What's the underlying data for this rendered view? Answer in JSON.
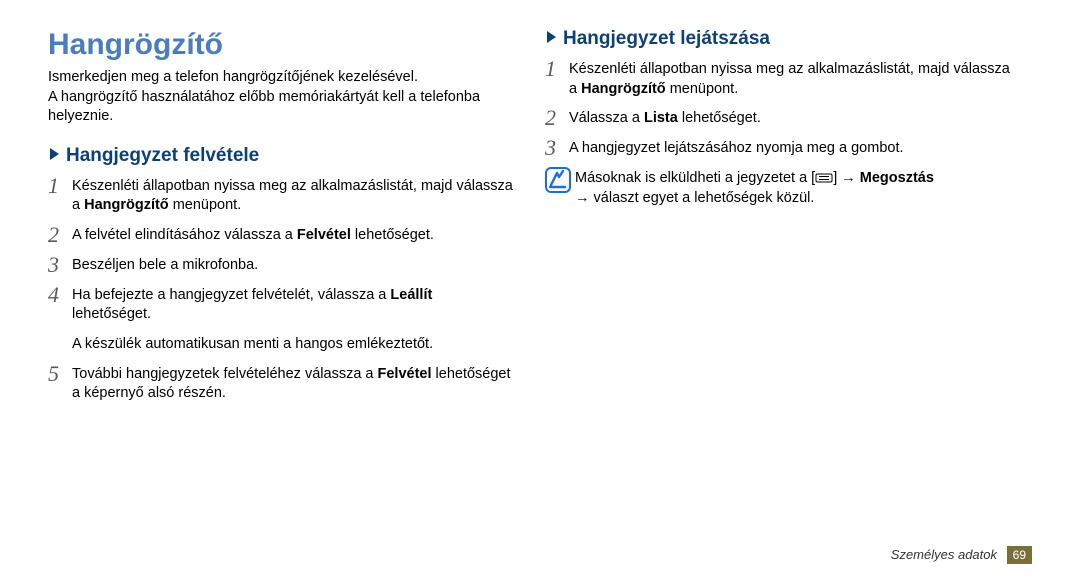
{
  "left": {
    "title": "Hangrögzítő",
    "intro_line1": "Ismerkedjen meg a telefon hangrögzítőjének kezelésével.",
    "intro_line2": "A hangrögzítő használatához előbb memóriakártyát kell a telefonba helyeznie.",
    "sub1": "Hangjegyzet felvétele",
    "steps": {
      "s1_a": "Készenléti állapotban nyissa meg az alkalmazáslistát, majd válassza a ",
      "s1_bold": "Hangrögzítő",
      "s1_b": " menüpont.",
      "s2_a": "A felvétel elindításához válassza a ",
      "s2_bold": "Felvétel",
      "s2_b": " lehetőséget.",
      "s3": "Beszéljen bele a mikrofonba.",
      "s4_a": "Ha befejezte a hangjegyzet felvételét, válassza a ",
      "s4_bold": "Leállít",
      "s4_b": " lehetőséget.",
      "s4_note": "A készülék automatikusan menti a hangos emlékeztetőt.",
      "s5_a": "További hangjegyzetek felvételéhez válassza a ",
      "s5_bold": "Felvétel",
      "s5_b": " lehetőséget a képernyő alsó részén."
    }
  },
  "right": {
    "sub1": "Hangjegyzet lejátszása",
    "steps": {
      "s1_a": "Készenléti állapotban nyissa meg az alkalmazáslistát, majd válassza a ",
      "s1_bold": "Hangrögzítő",
      "s1_b": " menüpont.",
      "s2_a": "Válassza a ",
      "s2_bold": "Lista",
      "s2_b": " lehetőséget.",
      "s3": "A hangjegyzet lejátszásához nyomja meg a gombot."
    },
    "note_a": "Másoknak is elküldheti a jegyzetet a [",
    "note_b": "] → ",
    "note_bold": "Megosztás",
    "note_c": " → választ egyet a lehetőségek közül."
  },
  "footer": {
    "label": "Személyes adatok",
    "page": "69"
  }
}
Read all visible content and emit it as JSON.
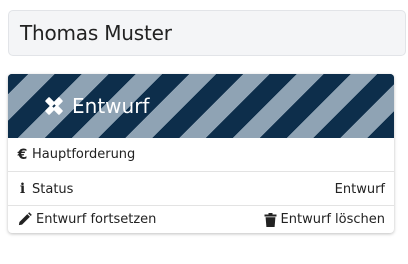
{
  "header": {
    "name": "Thomas Muster"
  },
  "card": {
    "banner_title": "Entwurf",
    "banner_icon": "pencil-ruler-icon",
    "colors": {
      "banner_dark": "#0d2e4b",
      "banner_light": "#8fa3b4"
    },
    "claim_icon_text": "€",
    "claim_label": "Hauptforderung",
    "status_icon_text": "i",
    "status_label": "Status",
    "status_value": "Entwurf",
    "continue_label": "Entwurf fortsetzen",
    "continue_icon": "pencil-icon",
    "delete_label": "Entwurf löschen",
    "delete_icon": "trash-icon"
  }
}
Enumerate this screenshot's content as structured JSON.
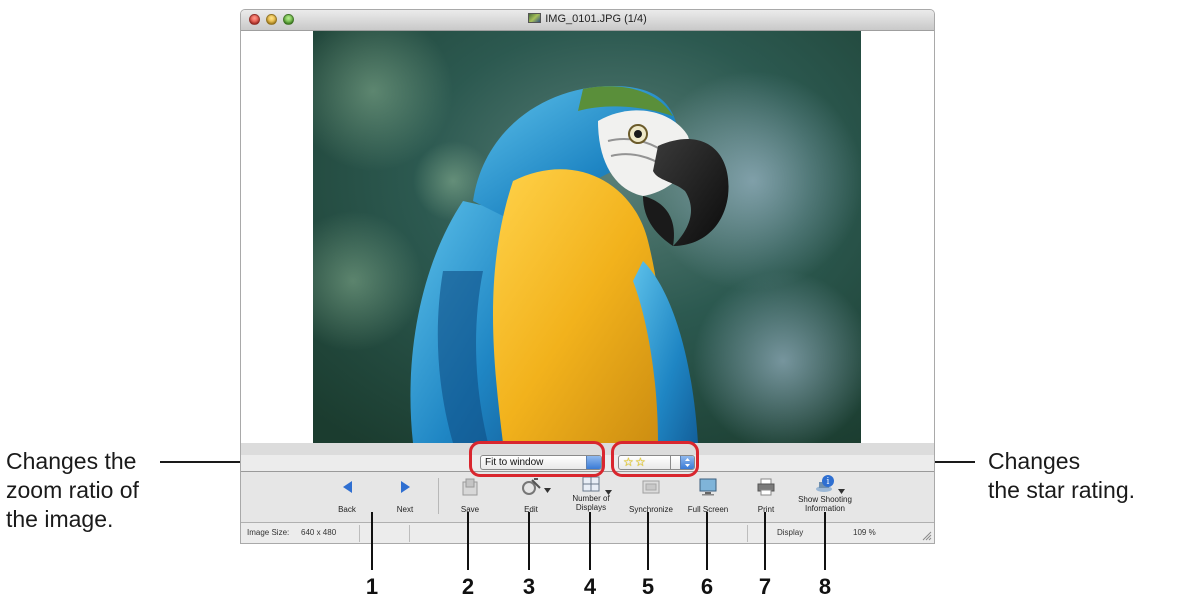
{
  "window": {
    "title": "IMG_0101.JPG (1/4)"
  },
  "zoom": {
    "selected": "Fit to window"
  },
  "rating": {
    "stars": 2,
    "max": 5
  },
  "toolbar": {
    "back_label": "Back",
    "next_label": "Next",
    "save_label": "Save",
    "edit_label": "Edit",
    "displays_label_1": "Number of",
    "displays_label_2": "Displays",
    "sync_label": "Synchronize",
    "fullscreen_label": "Full Screen",
    "print_label": "Print",
    "shooting_label_1": "Show Shooting",
    "shooting_label_2": "Information"
  },
  "status": {
    "image_size_label": "Image Size:",
    "image_size_value": "640 x 480",
    "display_label": "Display",
    "zoom_value": "109 %"
  },
  "annotations": {
    "left_line1": "Changes the",
    "left_line2": "zoom ratio of",
    "left_line3": "the image.",
    "right_line1": "Changes",
    "right_line2": "the star rating.",
    "numbers": [
      "1",
      "2",
      "3",
      "4",
      "5",
      "6",
      "7",
      "8"
    ]
  },
  "colors": {
    "highlight": "#d9262e",
    "star": "#f1d300",
    "accent_blue": "#2f6fd1"
  }
}
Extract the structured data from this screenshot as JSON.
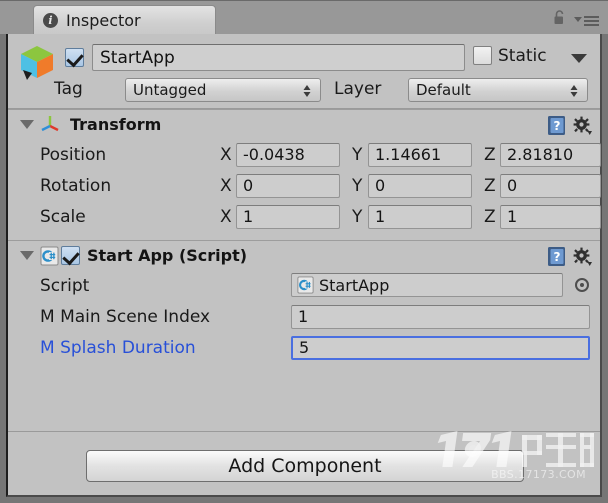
{
  "window": {
    "tab_label": "Inspector",
    "tab_icon": "info-circle-icon",
    "lock_icon": "lock-open-icon",
    "menu_icon": "hamburger-menu-icon"
  },
  "object_header": {
    "prefab_icon": "prefab-cube-icon",
    "enabled_checkbox": "checked",
    "name": "StartApp",
    "static_label": "Static",
    "static_checked": "unchecked",
    "static_dropdown_icon": "chevron-down-icon",
    "tag_label": "Tag",
    "tag_value": "Untagged",
    "layer_label": "Layer",
    "layer_value": "Default"
  },
  "transform": {
    "title": "Transform",
    "icon": "transform-gizmo-icon",
    "help_icon": "help-book-icon",
    "gear_icon": "gear-icon",
    "foldout_icon": "foldout-expanded-icon",
    "rows": [
      {
        "label": "Position",
        "x": "-0.0438",
        "y": "1.14661",
        "z": "2.81810"
      },
      {
        "label": "Rotation",
        "x": "0",
        "y": "0",
        "z": "0"
      },
      {
        "label": "Scale",
        "x": "1",
        "y": "1",
        "z": "1"
      }
    ],
    "axis_x": "X",
    "axis_y": "Y",
    "axis_z": "Z"
  },
  "start_app": {
    "title": "Start App (Script)",
    "script_icon": "csharp-script-icon",
    "enabled_checkbox": "checked",
    "help_icon": "help-book-icon",
    "gear_icon": "gear-icon",
    "foldout_icon": "foldout-expanded-icon",
    "script_row_label": "Script",
    "script_row_value": "StartApp",
    "object_picker_icon": "object-picker-icon",
    "main_scene_index_label": "M Main Scene Index",
    "main_scene_index_value": "1",
    "splash_duration_label": "M Splash Duration",
    "splash_duration_value": "5"
  },
  "footer": {
    "add_component_label": "Add Component"
  },
  "watermark": {
    "site": "BBS.17173.COM"
  },
  "colors": {
    "panel_bg": "#c2c2c2",
    "chrome_bg": "#989898",
    "field_bg": "#cdcdcd",
    "focus_border": "#4a6fe0",
    "modified_label": "#2850d8"
  }
}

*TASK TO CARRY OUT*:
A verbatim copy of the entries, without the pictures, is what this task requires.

*TASK RESULT*:
What's the underlying data for this rendered view? Answer in JSON.
{
  "left": {
    "title": "Hangrögzítő",
    "intro_line1": "Ismerkedjen meg a telefon hangrögzítőjének kezelésével.",
    "intro_line2": "A hangrögzítő használatához előbb memóriakártyát kell a telefonba helyeznie.",
    "sub1": "Hangjegyzet felvétele",
    "steps": {
      "s1_a": "Készenléti állapotban nyissa meg az alkalmazáslistát, majd válassza a ",
      "s1_bold": "Hangrögzítő",
      "s1_b": " menüpont.",
      "s2_a": "A felvétel elindításához válassza a ",
      "s2_bold": "Felvétel",
      "s2_b": " lehetőséget.",
      "s3": "Beszéljen bele a mikrofonba.",
      "s4_a": "Ha befejezte a hangjegyzet felvételét, válassza a ",
      "s4_bold": "Leállít",
      "s4_b": " lehetőséget.",
      "s4_note": "A készülék automatikusan menti a hangos emlékeztetőt.",
      "s5_a": "További hangjegyzetek felvételéhez válassza a ",
      "s5_bold": "Felvétel",
      "s5_b": " lehetőséget a képernyő alsó részén."
    }
  },
  "right": {
    "sub1": "Hangjegyzet lejátszása",
    "steps": {
      "s1_a": "Készenléti állapotban nyissa meg az alkalmazáslistát, majd válassza a ",
      "s1_bold": "Hangrögzítő",
      "s1_b": " menüpont.",
      "s2_a": "Válassza a ",
      "s2_bold": "Lista",
      "s2_b": " lehetőséget.",
      "s3": "A hangjegyzet lejátszásához nyomja meg a gombot."
    },
    "note_a": "Másoknak is elküldheti a jegyzetet a [",
    "note_b": "] → ",
    "note_bold": "Megosztás",
    "note_c": " → választ egyet a lehetőségek közül."
  },
  "footer": {
    "label": "Személyes adatok",
    "page": "69"
  }
}
Read all visible content and emit it as JSON.
{
  "header": {
    "name": "Thomas Muster"
  },
  "card": {
    "banner_title": "Entwurf",
    "banner_icon": "pencil-ruler-icon",
    "colors": {
      "banner_dark": "#0d2e4b",
      "banner_light": "#8fa3b4"
    },
    "claim_icon_text": "€",
    "claim_label": "Hauptforderung",
    "status_icon_text": "i",
    "status_label": "Status",
    "status_value": "Entwurf",
    "continue_label": "Entwurf fortsetzen",
    "continue_icon": "pencil-icon",
    "delete_label": "Entwurf löschen",
    "delete_icon": "trash-icon"
  }
}
Enumerate this screenshot's content as structured JSON.
{
  "window": {
    "title": "IMG_0101.JPG (1/4)"
  },
  "zoom": {
    "selected": "Fit to window"
  },
  "rating": {
    "stars": 2,
    "max": 5
  },
  "toolbar": {
    "back_label": "Back",
    "next_label": "Next",
    "save_label": "Save",
    "edit_label": "Edit",
    "displays_label_1": "Number of",
    "displays_label_2": "Displays",
    "sync_label": "Synchronize",
    "fullscreen_label": "Full Screen",
    "print_label": "Print",
    "shooting_label_1": "Show Shooting",
    "shooting_label_2": "Information"
  },
  "status": {
    "image_size_label": "Image Size:",
    "image_size_value": "640 x 480",
    "display_label": "Display",
    "zoom_value": "109 %"
  },
  "annotations": {
    "left_line1": "Changes the",
    "left_line2": "zoom ratio of",
    "left_line3": "the image.",
    "right_line1": "Changes",
    "right_line2": "the star rating.",
    "numbers": [
      "1",
      "2",
      "3",
      "4",
      "5",
      "6",
      "7",
      "8"
    ]
  },
  "colors": {
    "highlight": "#d9262e",
    "star": "#f1d300",
    "accent_blue": "#2f6fd1"
  }
}
Extract the structured data from this screenshot as JSON.
{
  "window": {
    "tab_label": "Inspector",
    "tab_icon": "info-circle-icon",
    "lock_icon": "lock-open-icon",
    "menu_icon": "hamburger-menu-icon"
  },
  "object_header": {
    "prefab_icon": "prefab-cube-icon",
    "enabled_checkbox": "checked",
    "name": "StartApp",
    "static_label": "Static",
    "static_checked": "unchecked",
    "static_dropdown_icon": "chevron-down-icon",
    "tag_label": "Tag",
    "tag_value": "Untagged",
    "layer_label": "Layer",
    "layer_value": "Default"
  },
  "transform": {
    "title": "Transform",
    "icon": "transform-gizmo-icon",
    "help_icon": "help-book-icon",
    "gear_icon": "gear-icon",
    "foldout_icon": "foldout-expanded-icon",
    "rows": [
      {
        "label": "Position",
        "x": "-0.0438",
        "y": "1.14661",
        "z": "2.81810"
      },
      {
        "label": "Rotation",
        "x": "0",
        "y": "0",
        "z": "0"
      },
      {
        "label": "Scale",
        "x": "1",
        "y": "1",
        "z": "1"
      }
    ],
    "axis_x": "X",
    "axis_y": "Y",
    "axis_z": "Z"
  },
  "start_app": {
    "title": "Start App (Script)",
    "script_icon": "csharp-script-icon",
    "enabled_checkbox": "checked",
    "help_icon": "help-book-icon",
    "gear_icon": "gear-icon",
    "foldout_icon": "foldout-expanded-icon",
    "script_row_label": "Script",
    "script_row_value": "StartApp",
    "object_picker_icon": "object-picker-icon",
    "main_scene_index_label": "M Main Scene Index",
    "main_scene_index_value": "1",
    "splash_duration_label": "M Splash Duration",
    "splash_duration_value": "5"
  },
  "footer": {
    "add_component_label": "Add Component"
  },
  "watermark": {
    "site": "BBS.17173.COM"
  },
  "colors": {
    "panel_bg": "#c2c2c2",
    "chrome_bg": "#989898",
    "field_bg": "#cdcdcd",
    "focus_border": "#4a6fe0",
    "modified_label": "#2850d8"
  }
}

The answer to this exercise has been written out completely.